I bought a postcard during a high school exchange trip to Greece, an image of dusty hills rolling into a cove of water so blue it seemed completely oversaturated. Except it wasn’t. It looked like what we saw in Crete just a couple of weeks ago:
“Later it might seem hard to believe, but this is the exact shade of the water,” I remember telling myself. Years after I pulled the postcard out of its drawer, and if it hadn’t been for that sentence I would have been doubtful. Some things never change, because once again it’s hard to believe:
Crete was the last stop on our Goodbye Europe Grand Tour, but we’re making it the first stop in our chronicles (and will work backwards for the rest of the trip, too). We were lured by the island’s geographical diversity and storied history … and an episode of Anthony Bourdain’s where he raved about the wild greens served at nearly every meal. (Actually, that last bit enticed me, but not Ben.) Although we tried our best, we couldn’t see the entire island in nine days.
The Greek islands can be breezy and cool in spring, so tourist season doesn’t usually begin until the Holy Week of Greek Orthodox Easter. We were there just beforehand, and lucked into beautiful warm weather at the end together with few crowds, green hills, snow-capped mountains, and an avalanche of pretty wildflowers (there were a few minuses to the timing, which we’ll describe in a future post). Take a look for yourself:
Ben stands at the mouth of the narrow Sarakina Gorge in Crete’s Eastern Lassithi province. Even in this rugged isolation, we stumbled across a love lock (left)!
We’re so appreciative of hotels that blend tradition with style. This one in Koutsounari occupies a tiny village that has been artfully refurbished.
Rethymno, on the northern Aegean seaside, has (clockwise from upper left) nightlife; a hodgepodge of Ottoman, Venetian, and Orthodox architecture; an Egyptian lighthouse with hieroglyph designs, a huge fortress that juts into the sea, and a 7.5 mile-long beach (here, with sun setting over the fortress).
Bread is art in Crete. The gentleman on the lower left is making phyllo dough, which will be used to create pastries like the cheese boureki on the lower right.

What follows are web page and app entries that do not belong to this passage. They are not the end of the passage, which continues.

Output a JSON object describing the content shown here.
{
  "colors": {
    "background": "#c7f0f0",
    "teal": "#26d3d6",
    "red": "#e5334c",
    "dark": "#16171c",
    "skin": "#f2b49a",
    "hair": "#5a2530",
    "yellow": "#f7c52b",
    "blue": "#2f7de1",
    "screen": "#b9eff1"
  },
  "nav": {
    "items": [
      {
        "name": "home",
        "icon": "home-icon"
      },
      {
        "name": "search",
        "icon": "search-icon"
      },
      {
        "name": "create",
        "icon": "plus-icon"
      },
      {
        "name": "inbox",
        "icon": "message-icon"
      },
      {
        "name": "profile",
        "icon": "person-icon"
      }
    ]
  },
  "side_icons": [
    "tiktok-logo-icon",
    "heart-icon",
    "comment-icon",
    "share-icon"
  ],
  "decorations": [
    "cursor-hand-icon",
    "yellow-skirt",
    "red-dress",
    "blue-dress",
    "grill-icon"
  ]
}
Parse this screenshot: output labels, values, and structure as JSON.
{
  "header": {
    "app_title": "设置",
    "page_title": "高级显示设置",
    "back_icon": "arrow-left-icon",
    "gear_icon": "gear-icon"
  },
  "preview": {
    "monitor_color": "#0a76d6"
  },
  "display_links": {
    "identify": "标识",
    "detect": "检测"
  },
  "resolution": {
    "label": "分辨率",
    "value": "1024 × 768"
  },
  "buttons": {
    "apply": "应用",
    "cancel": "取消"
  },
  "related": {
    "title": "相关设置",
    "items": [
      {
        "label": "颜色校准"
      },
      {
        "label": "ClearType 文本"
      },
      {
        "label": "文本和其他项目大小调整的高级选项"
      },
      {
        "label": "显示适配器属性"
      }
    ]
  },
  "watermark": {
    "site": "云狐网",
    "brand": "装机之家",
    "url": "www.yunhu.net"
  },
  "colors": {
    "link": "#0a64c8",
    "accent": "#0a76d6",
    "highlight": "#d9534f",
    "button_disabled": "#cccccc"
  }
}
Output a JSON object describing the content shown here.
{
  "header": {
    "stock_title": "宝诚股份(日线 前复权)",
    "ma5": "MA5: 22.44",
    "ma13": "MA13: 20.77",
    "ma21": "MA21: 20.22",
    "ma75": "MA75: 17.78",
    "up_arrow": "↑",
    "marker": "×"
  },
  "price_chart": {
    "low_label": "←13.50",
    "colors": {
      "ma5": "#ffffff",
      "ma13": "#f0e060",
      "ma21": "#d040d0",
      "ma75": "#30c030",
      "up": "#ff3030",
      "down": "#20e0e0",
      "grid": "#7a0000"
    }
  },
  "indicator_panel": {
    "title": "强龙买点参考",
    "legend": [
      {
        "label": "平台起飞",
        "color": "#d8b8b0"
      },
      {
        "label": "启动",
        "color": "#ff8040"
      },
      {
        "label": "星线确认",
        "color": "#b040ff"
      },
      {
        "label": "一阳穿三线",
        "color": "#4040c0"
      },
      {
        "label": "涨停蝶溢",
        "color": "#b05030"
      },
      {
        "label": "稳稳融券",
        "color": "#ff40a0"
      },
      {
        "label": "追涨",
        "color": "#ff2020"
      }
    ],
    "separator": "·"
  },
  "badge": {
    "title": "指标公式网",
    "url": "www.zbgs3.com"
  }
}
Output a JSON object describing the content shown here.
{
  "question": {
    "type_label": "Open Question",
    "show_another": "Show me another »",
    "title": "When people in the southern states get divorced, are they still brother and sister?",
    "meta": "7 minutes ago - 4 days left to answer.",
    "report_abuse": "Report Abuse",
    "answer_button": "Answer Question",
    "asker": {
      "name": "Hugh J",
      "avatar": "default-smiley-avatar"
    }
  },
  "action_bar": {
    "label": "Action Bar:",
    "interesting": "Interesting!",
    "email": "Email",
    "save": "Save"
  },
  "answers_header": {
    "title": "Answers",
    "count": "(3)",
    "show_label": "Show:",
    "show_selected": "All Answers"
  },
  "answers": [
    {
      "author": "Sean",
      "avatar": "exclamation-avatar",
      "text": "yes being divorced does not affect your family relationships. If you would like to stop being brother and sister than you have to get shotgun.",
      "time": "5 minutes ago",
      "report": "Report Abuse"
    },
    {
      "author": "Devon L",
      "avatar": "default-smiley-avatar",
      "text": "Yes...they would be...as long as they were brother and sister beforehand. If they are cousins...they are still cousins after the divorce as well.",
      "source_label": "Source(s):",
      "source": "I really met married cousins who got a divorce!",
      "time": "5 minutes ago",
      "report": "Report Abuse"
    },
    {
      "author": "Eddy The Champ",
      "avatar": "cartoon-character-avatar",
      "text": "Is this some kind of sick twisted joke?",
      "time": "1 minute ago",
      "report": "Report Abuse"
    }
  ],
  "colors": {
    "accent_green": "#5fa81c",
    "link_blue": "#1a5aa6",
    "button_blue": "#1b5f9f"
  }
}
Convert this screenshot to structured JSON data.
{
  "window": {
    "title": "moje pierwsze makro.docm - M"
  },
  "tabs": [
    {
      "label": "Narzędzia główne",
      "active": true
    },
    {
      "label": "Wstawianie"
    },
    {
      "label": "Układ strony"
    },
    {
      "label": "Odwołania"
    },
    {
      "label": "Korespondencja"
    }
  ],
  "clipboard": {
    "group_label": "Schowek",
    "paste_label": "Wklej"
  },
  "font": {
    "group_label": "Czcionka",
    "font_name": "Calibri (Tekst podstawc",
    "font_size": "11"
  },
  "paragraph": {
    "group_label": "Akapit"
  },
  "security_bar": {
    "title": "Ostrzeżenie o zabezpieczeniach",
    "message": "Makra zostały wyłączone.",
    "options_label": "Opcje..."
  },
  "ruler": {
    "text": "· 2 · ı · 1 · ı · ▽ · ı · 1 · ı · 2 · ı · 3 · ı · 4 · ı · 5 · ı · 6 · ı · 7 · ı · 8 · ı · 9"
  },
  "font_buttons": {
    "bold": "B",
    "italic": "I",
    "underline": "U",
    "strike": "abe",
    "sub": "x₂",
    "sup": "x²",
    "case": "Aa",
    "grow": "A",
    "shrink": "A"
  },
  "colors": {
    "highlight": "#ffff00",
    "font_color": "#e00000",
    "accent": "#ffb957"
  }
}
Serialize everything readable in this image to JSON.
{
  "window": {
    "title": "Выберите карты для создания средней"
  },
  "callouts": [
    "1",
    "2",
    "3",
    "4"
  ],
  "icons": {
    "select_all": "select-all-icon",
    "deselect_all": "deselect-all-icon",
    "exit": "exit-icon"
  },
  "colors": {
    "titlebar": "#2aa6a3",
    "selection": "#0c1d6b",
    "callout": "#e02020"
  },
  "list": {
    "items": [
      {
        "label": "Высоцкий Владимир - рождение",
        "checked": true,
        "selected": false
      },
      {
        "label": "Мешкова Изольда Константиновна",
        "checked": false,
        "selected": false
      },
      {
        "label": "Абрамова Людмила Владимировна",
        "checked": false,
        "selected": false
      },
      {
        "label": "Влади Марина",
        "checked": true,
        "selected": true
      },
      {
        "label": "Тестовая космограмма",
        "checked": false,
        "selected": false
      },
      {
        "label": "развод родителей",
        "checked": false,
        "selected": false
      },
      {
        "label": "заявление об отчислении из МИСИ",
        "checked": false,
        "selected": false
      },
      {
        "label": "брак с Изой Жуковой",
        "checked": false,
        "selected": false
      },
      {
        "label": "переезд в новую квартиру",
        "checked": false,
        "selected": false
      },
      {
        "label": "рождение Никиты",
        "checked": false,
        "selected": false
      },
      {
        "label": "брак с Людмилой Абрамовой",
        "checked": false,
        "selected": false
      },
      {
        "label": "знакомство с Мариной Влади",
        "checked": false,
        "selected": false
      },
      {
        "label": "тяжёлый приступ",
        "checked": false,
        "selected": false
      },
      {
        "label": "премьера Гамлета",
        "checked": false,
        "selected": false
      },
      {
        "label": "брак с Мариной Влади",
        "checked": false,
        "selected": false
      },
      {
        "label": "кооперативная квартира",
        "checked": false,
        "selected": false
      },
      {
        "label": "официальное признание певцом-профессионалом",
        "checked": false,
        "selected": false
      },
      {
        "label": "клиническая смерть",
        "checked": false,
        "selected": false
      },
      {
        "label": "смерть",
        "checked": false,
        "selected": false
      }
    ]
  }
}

Village life (clockwise from upper left): rugs drying after a good spring cleaning; multi-hued doors; medieval architecture (Ben: “That looks really unsafe.”).
Again, from upper left: Crete’s mountains stay capped with snow throughout April; A cat cools off near Argiroupoli’s waterfalls in the Rethymnon province; churches nestle into cliffsides; make way for crossing goats on country roads; spring flowers paint the hills yellow.
The irrepressibly photogenic Old Venetian Port of Chania (notice the moon rising on the bottom right).
Flavors of Crete: olives; raki – a chilled liquor which is always offered after dinner; artichokes in the market; a frappe – a frothy iced coffee drink which might just be the most-consumed drink in Greece (with good reason).
The Old Town of Chania provides endless eye candy.
The perfect end to the week: saying goodbye to the day from a seaside taverna (Thalassino Ageri).
*Special thanks to the Crete Tourism Board for invaluable assistance with planning this trip, as well as Koutsounari Traditional Cottages and Atlantis Beach Hotel for their sponsorship in Koutsounari and Rethymno. To read about our commitment to candid and balanced reviews, see our disclosures page.